If you ever bike or drive down any busy street in Greenwich, you will feel the frustration of getting stuck behind a bike that you can’t pass, or having a car right behind you. With the COVID-19 pandemic this has increased, due to the 121 percent increase in bike sales. In the past year, bike related accidents have increased 11 percent (Greenwich Free Press). Additionally, a bike path can have many other benefits. Not only will it decrease the amount of bike related accidents, but biking decreases the risk for many serious diseases.
Furthermore, a bike path has many upsides for non-bikers. It will make the streets safer since drivers don’t have to avoid bikers. It will create safer sidewalks by having a bike lane in between walkers and speeding cars. It will decrease congestion. For instance, Arlington, Virginia saw a 15 to 20 percent decrease in traffic after constructing bike lanes (AARP). In addition to that, a bike path has economic vitality.
For example, in the 8-mile area surrounding the Indianapolis cultural trail, property values increased by a total of 1 billion dollars (AARP). Biking also saves money by decreasing health costs since people are in better shape.

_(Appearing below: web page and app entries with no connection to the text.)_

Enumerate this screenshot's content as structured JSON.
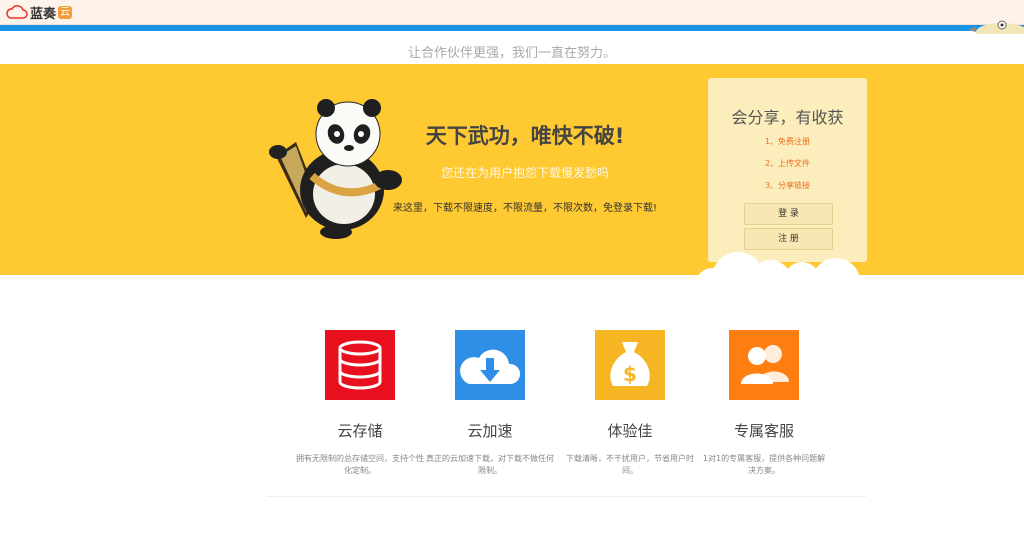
{
  "header": {
    "logo_text": "蓝奏",
    "logo_badge": "云"
  },
  "slogan": "让合作伙伴更强，我们一直在努力。",
  "banner": {
    "headline": "天下武功，唯快不破!",
    "subheadline": "您还在为用户抱怨下载慢发愁吗",
    "description": "来这里，下载不限速度，不限流量，不限次数，免登录下载!"
  },
  "share_box": {
    "title": "会分享，有收获",
    "steps": [
      "1、免费注册",
      "2、上传文件",
      "3、分享链接"
    ],
    "login_label": "登 录",
    "register_label": "注 册"
  },
  "features": [
    {
      "title": "云存储",
      "desc": "拥有无限制的总存储空间，支持个性化定制。"
    },
    {
      "title": "云加速",
      "desc": "真正的云加速下载，对下载不做任何限制。"
    },
    {
      "title": "体验佳",
      "desc": "下载清晰，不干扰用户，节省用户时间。"
    },
    {
      "title": "专属客服",
      "desc": "1对1的专属客服，提供各种问题解决方案。"
    }
  ],
  "colors": {
    "banner": "#fec931",
    "topbar": "#1793e6",
    "storage_icon": "#e8101e",
    "speed_icon": "#2f8fe6",
    "experience_icon": "#f6b623",
    "service_icon": "#ff7e11"
  }
}
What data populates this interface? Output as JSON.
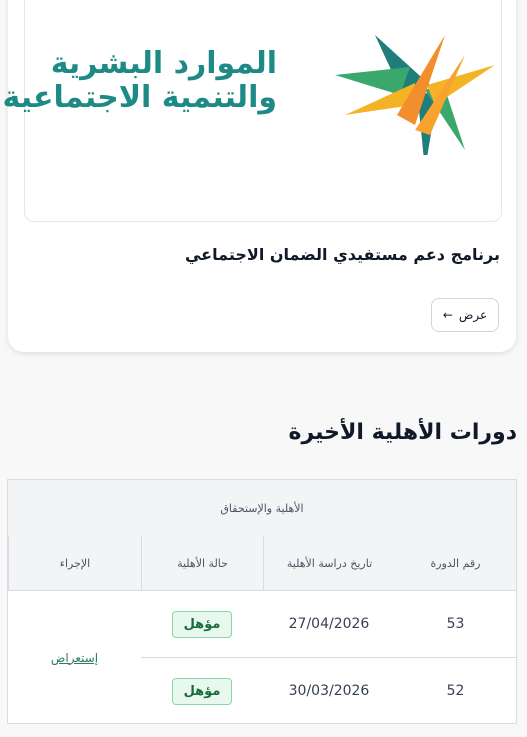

One study showed that if you biked for 30 minutes a day, it reduces your risk for diabetes, depression, colon cancer, dementia, cardiovascular disease, high blood pressure, and anxiety by at least 40 percent.
Also, it saves money for taxpayers by creating another source of transportation and keeping the roads in better condition. Lastly, a bike path has numerous environmental benefits. If people who live within four miles of their office were to bike to work each day, they would generate 2,000 less pounds of carbon annually, per person.
In conclusion, a bike path is a must for Greenwich and a worthwhile investment in our town’s future.
Greenwichfreepress. “GROUP LETTER: Please Fund Bike Study in FY 2022 Town Budget.” Greenwich Free Press, 5 Feb. 2021, greenwichfreepress.com/letter-to-the-editor/group-letter-please-fund-bike-study-in-fy-2022-town-budget-153984/.
Walljasper, Jay. “How Bicycling Infrastructure Benefits Non-Bicyclists.” AARP, www.aarp.org/livable-communities/getting-around/info-2016/why-bicycling-infrastructure-is-good-for-people-who-dont-ride-bikes.html#:~:text=They’re%20great%20for%20drivers,the%20sidewalk%20and%20speeding%20vehicles.%22&text=Bike%20lanes%20also%20reduce%20the,vehicles%20while%20crossing%20the%20street.%22.
If you agree with me, please visit my website www.greenwichbikepath.com and sign the petition to show the town that this is an idea with community support. That way, a feasibility study could be approved and we could start the wheels spinning on a bike path.